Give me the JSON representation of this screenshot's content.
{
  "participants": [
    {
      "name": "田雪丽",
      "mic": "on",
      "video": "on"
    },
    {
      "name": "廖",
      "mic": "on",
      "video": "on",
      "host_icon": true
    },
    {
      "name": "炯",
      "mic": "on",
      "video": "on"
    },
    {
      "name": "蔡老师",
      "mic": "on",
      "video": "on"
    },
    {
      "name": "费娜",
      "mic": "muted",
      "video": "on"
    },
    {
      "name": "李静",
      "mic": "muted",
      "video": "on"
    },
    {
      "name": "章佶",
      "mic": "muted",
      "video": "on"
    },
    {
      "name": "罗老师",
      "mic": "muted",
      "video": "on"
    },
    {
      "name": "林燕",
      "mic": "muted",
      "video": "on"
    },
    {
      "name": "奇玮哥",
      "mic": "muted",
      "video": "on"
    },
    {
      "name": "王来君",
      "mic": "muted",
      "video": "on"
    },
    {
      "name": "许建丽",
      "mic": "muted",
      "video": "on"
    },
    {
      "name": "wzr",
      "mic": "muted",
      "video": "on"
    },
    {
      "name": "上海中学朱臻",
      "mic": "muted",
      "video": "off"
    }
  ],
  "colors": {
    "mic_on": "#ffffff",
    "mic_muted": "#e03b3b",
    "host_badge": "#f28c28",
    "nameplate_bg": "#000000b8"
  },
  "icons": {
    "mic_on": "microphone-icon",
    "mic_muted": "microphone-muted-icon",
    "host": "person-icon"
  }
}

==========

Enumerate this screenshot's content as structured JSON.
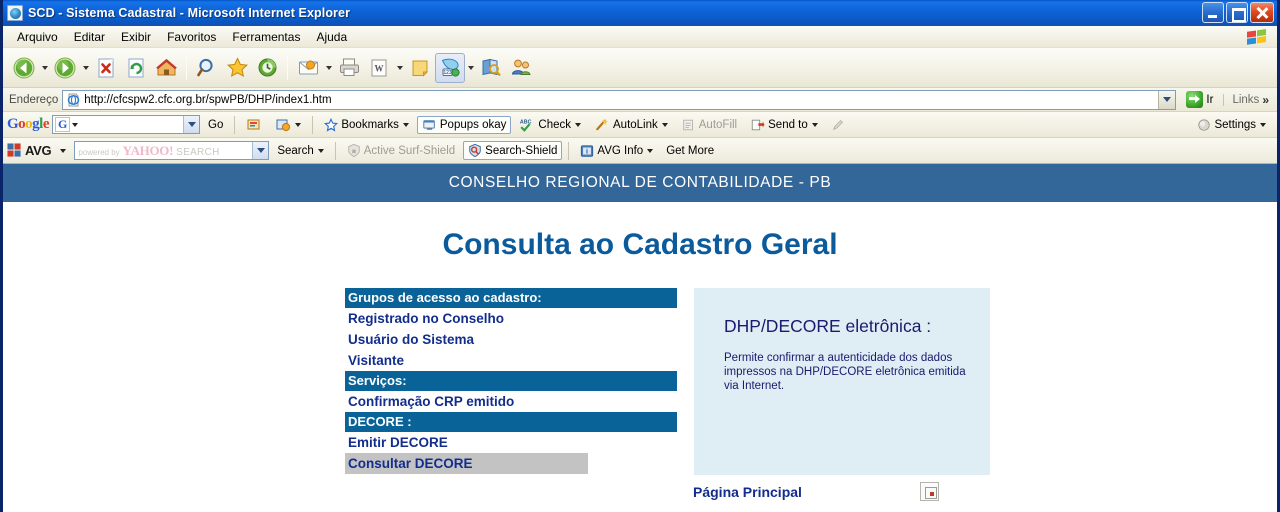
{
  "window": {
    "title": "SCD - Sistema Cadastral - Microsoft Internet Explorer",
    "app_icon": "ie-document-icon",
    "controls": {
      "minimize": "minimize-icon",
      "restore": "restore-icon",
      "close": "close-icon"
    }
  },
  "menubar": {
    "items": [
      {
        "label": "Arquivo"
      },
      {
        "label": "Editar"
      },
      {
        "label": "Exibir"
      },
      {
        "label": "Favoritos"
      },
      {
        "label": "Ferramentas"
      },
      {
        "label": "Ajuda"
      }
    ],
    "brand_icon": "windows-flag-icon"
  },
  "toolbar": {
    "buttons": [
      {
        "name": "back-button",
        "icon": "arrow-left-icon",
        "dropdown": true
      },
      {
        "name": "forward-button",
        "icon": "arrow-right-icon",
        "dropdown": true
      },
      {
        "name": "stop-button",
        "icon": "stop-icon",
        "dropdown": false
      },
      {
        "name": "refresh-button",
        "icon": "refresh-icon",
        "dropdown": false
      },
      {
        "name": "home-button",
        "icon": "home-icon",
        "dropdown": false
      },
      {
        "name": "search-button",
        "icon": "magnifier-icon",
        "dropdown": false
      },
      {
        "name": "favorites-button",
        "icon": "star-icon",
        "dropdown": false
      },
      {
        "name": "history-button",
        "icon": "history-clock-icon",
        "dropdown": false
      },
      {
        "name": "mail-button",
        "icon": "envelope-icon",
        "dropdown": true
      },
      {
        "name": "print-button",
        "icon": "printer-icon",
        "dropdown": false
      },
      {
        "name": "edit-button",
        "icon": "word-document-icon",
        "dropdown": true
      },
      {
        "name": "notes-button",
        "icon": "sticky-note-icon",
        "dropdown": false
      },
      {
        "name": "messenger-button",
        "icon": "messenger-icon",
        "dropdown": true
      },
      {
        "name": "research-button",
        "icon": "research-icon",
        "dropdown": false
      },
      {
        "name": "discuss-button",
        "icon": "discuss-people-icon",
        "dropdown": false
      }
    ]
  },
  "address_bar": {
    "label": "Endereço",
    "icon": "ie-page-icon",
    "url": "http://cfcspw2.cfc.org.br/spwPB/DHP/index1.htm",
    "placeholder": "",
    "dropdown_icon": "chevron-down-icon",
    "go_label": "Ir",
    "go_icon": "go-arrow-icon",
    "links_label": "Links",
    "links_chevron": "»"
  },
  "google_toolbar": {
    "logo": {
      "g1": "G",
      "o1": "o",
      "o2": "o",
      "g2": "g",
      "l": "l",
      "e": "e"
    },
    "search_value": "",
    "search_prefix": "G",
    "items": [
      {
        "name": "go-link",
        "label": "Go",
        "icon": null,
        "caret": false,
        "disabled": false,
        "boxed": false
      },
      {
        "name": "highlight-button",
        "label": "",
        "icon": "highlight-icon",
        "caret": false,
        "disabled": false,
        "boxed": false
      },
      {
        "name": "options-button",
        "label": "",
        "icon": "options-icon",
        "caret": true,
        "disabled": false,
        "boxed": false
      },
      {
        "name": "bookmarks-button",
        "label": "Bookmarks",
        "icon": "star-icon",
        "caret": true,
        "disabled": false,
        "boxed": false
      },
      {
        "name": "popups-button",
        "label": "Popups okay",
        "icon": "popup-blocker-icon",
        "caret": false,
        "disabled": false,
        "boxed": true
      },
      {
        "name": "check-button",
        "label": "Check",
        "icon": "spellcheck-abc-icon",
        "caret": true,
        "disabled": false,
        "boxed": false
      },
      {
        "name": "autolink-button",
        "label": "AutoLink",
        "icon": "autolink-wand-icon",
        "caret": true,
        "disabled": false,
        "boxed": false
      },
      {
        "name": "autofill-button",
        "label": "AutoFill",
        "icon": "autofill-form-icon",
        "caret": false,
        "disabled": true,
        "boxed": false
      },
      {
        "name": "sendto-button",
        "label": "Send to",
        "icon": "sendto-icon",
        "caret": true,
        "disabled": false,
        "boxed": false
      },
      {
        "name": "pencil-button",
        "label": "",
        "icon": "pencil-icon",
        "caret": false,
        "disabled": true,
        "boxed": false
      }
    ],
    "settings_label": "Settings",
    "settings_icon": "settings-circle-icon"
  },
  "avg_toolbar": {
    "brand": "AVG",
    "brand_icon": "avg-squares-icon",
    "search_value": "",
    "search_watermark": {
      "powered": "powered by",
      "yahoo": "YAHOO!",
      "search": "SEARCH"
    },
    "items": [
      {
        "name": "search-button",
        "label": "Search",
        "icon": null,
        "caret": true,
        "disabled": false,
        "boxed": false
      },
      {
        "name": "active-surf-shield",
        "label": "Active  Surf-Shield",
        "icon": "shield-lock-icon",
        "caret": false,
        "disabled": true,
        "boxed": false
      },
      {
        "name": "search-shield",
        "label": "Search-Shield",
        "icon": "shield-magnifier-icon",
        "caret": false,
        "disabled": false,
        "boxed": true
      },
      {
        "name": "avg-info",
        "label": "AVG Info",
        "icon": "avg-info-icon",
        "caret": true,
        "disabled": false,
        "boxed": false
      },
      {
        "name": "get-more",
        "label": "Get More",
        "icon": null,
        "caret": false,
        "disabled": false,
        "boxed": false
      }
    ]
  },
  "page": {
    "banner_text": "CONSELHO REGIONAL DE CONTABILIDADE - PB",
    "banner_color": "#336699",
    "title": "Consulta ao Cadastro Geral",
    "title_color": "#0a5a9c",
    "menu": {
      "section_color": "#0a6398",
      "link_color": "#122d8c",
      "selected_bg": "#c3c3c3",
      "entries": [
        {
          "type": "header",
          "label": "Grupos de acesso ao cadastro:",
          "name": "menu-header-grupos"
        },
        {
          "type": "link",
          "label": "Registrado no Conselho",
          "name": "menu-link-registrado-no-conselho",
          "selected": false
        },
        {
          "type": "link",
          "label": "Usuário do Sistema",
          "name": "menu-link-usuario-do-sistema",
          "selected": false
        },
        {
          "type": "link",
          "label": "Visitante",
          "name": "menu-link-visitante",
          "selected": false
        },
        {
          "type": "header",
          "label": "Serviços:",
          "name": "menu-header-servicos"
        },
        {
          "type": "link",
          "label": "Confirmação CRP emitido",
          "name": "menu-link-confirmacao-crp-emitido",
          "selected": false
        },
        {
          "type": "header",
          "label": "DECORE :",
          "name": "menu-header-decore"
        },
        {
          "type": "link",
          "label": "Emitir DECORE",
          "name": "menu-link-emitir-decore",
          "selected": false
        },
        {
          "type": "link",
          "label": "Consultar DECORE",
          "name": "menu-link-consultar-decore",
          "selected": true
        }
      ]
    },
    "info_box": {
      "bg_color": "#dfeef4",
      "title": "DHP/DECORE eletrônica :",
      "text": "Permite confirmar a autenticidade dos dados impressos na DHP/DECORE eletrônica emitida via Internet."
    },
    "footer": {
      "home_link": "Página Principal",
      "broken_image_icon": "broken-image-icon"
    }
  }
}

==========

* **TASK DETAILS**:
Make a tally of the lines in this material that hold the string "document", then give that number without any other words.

* **OUTPUT FOR THIS EXERCISE**:
2